Dr. Caspi and colleagues have been following 1,037 participants in the Dunedin Multidisciplinary Health and Development Study, which enrolled 91% of the children born between April 1972 and March 1973 in Dunedin, New Zealand.
The children were enrolled at age three and follow-up assessments were conducted when the cohort members were five, seven, nine, 11, 13, 15, 18, 21, 26, and 32. Almost all of the living study members (96%) took part in the assessment at age 32.
“We have history about these children from their birth,” Dr. Caspi said, “so we knowing an enormous amount about these kids up to the point they started using drugs” — mainly alcohol and cannabis.
That detailed information was combined with a statistical method called propensity matching — used to overcome the lack of randomization — to evaluate the risk of five negative outcomes at age 32: having a substance dependency, failing to finish school, acquiring herpes simplex, having a criminal conviction, and, in the case of females, being pregnant before the age of 21.
The researchers found that 17% of adolescents with a history of conduct problems were early drug users, compared with 9.1% of those with no such history.

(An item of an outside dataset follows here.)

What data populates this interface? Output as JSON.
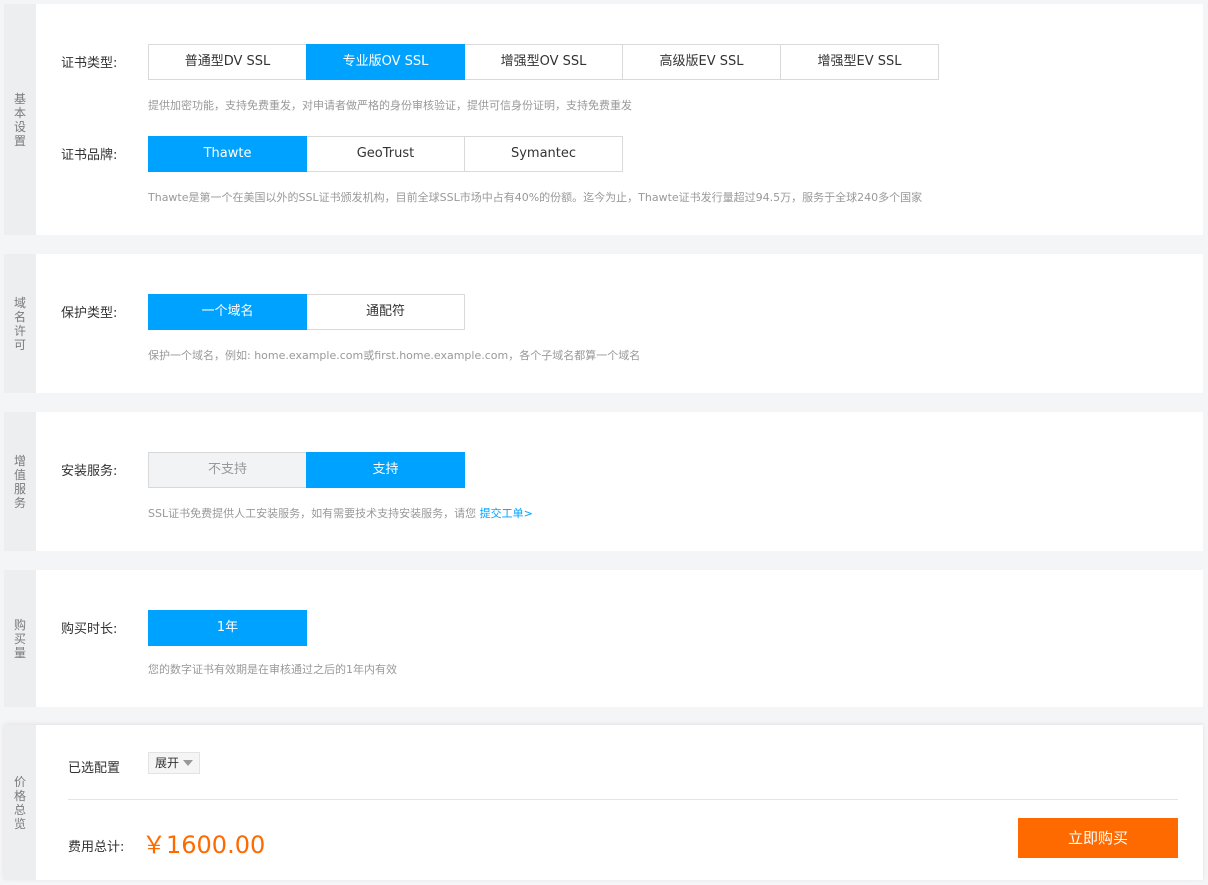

The odds ratio was 2.1, with a 95% confidence interval from 1.4 to 3.1.
On the other hand, 56 of the 114 early-exposed adolescents had no history of conduct problems.